**Task requirements**:
A complete answer includes every line below with the word "true".

Items from an interface collection
● ● ● ● ● ● ●

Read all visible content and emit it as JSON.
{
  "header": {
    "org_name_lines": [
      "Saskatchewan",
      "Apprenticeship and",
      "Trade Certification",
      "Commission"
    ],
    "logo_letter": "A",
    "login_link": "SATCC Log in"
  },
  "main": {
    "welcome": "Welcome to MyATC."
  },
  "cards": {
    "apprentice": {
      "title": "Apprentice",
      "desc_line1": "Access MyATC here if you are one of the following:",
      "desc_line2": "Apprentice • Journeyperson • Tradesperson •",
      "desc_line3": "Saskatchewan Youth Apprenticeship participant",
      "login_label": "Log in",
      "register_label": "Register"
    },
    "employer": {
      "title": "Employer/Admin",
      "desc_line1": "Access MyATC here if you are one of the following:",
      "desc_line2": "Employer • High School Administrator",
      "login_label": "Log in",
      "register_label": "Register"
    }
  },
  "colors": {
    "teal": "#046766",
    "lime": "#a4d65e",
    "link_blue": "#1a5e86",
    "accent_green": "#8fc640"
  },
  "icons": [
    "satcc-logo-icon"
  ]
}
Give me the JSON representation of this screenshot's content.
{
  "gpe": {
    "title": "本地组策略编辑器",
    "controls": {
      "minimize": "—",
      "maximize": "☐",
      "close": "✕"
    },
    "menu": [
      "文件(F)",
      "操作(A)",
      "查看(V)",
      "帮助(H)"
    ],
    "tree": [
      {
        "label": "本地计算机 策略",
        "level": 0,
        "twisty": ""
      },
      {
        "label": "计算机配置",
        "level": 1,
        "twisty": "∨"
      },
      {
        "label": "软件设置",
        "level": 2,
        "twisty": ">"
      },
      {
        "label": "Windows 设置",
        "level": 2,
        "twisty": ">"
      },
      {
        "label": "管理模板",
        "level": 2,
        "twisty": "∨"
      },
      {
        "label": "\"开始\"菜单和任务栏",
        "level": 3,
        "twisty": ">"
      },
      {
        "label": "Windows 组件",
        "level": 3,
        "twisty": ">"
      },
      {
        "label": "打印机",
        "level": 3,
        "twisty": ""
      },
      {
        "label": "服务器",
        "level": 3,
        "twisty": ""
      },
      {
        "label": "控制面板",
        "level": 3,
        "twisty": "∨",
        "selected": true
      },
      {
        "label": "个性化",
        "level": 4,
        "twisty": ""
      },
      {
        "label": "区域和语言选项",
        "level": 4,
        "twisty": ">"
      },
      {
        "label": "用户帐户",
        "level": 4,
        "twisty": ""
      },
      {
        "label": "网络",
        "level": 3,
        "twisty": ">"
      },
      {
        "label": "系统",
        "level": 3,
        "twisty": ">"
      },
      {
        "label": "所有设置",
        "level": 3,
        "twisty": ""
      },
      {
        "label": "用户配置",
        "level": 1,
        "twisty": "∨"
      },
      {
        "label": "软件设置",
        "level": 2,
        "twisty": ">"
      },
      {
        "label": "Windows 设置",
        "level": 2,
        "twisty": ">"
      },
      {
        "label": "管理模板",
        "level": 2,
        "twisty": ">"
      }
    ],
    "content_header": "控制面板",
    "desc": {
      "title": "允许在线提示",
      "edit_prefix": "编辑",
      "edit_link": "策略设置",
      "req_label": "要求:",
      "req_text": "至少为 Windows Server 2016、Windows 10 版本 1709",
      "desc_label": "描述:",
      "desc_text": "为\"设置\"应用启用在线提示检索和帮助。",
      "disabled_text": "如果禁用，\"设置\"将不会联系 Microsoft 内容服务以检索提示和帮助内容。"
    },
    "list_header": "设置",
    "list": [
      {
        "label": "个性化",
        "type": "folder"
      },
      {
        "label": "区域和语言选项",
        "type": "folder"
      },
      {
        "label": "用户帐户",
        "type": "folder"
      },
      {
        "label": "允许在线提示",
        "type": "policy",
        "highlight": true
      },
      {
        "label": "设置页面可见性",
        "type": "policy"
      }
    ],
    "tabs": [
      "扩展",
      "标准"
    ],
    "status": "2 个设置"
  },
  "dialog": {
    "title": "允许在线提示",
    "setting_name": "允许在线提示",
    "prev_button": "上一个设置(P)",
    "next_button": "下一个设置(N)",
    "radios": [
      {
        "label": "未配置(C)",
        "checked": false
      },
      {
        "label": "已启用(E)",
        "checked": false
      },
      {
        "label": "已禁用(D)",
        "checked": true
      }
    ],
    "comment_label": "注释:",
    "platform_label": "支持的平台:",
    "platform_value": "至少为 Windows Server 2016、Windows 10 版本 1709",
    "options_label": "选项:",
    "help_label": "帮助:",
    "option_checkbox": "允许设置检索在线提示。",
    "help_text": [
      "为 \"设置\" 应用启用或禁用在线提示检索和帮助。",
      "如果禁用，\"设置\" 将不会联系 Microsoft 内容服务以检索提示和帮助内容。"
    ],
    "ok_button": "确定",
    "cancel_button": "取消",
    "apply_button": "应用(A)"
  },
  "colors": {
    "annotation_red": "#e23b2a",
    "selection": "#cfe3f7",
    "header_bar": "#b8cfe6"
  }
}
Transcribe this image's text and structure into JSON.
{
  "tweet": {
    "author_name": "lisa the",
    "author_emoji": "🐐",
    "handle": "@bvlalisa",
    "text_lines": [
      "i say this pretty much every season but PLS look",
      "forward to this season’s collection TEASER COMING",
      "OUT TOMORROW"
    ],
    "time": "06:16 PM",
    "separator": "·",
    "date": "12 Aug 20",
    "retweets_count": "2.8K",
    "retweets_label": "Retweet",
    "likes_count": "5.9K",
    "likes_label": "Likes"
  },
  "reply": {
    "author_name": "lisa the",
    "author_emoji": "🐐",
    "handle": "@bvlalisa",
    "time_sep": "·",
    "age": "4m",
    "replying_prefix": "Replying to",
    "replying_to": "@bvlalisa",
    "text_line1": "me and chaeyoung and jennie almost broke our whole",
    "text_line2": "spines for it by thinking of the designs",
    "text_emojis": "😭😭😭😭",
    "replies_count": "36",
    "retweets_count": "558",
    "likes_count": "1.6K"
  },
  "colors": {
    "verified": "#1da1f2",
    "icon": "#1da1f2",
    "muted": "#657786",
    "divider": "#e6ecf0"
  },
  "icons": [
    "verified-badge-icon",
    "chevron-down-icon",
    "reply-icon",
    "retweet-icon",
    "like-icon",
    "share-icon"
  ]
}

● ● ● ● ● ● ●

**The completed task**:
        "selected": true
        "highlight": true
        "checked": true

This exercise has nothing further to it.